Set in Tokyo, ‘Parade’ by Shuichi Yoshida tells the story of four twenty-somethings who share an apartment together. However, when a homeless teenager called Satoru moves in, nobody seems very sure who the newest resident really is, why he is living there or if he is connected with the shady activities of their neighbours and the recent violent attacks on local women. Or, as Yo Zushi writing in the New Statesman put it: “Imagine if Friends had ended with the revelation that Chandler was a psychopath – and that Joey, Monica, Ross, Phoebe and Rachel weren’t bothered by it.” Intrigued? I certainly was.
As with so many works of modern Japanese fiction such as the novels of Haruki Murakami and Hiromi Kawakami, ‘Parade’ deals primarily with the theme of urban alienation and is driven almost entirely by the development of the dysfunctional main characters. The novel is divided into five parts with each section narrated by one of the five flatmates as they recount the events of their everyday lives which turn out to be only loosely connected together. Firstly, there’s Ryosuke who is in love with his friend’s girlfriend, then there’s unemployed Kotomi who waits by the phone all day for her soap star boyfriend to call, then Mirai who gets drunk in gay bars every night and Naoki who works for a film distributor. Satoru’s version of events is inevitably the last.

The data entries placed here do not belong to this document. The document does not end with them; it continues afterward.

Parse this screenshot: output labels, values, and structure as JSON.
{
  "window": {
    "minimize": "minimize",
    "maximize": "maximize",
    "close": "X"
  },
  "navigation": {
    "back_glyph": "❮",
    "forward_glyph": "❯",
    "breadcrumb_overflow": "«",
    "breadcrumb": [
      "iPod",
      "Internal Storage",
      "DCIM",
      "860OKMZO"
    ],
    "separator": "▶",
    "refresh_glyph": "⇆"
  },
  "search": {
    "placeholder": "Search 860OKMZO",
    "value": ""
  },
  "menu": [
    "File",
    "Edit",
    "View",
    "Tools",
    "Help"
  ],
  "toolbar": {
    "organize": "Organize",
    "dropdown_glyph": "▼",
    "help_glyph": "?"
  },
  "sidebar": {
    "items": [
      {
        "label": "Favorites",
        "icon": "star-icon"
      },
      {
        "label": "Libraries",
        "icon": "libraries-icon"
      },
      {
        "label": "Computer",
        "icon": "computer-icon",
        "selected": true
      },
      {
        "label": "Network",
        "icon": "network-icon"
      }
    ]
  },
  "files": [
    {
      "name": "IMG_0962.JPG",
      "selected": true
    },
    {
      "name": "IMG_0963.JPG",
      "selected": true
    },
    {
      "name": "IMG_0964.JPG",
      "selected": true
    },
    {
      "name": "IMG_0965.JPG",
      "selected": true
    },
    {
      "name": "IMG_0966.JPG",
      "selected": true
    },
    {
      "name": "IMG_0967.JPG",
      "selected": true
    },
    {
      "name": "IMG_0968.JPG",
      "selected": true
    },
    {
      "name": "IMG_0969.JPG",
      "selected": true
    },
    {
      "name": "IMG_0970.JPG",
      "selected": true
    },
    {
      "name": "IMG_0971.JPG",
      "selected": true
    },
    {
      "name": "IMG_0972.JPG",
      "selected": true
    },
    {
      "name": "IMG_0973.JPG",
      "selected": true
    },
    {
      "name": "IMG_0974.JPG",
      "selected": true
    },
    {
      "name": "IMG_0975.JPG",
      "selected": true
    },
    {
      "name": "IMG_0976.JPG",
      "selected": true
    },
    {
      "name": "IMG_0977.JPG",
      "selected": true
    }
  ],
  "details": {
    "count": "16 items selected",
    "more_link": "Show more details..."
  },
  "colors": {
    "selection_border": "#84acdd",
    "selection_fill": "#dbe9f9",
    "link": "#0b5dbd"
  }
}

Originally published in Japan in 2002, ‘Parade’ is Yoshida’s debut novel but is the second to be translated into English. I have yet to read ‘Villain’ which has become something of a cult book and has seen Yoshida widely touted as “Japan’s Steig Larsson”. However, I found ‘Parade’ to be a very quiet sort of psychological thriller with little in the way of plot and no real violence until the very end. There are certainly elements of mystery surrounding the characters but there are very few clues leading up to the crime itself which made it even more shocking when it finally happened.
If you are looking for a more plot-driven thriller, then ‘Parade’ may not be for you. However, even though it doesn’t fit as neatly into the crime fiction category as I had expected, ‘Parade’ is a dark, tense and affecting story which fans of contemporary Japanese fiction will probably enjoy. If you have read ‘Villain’, I would be interested to hear your thoughts about it.
Many thanks to Random House for sending me a review copy via NetGalley.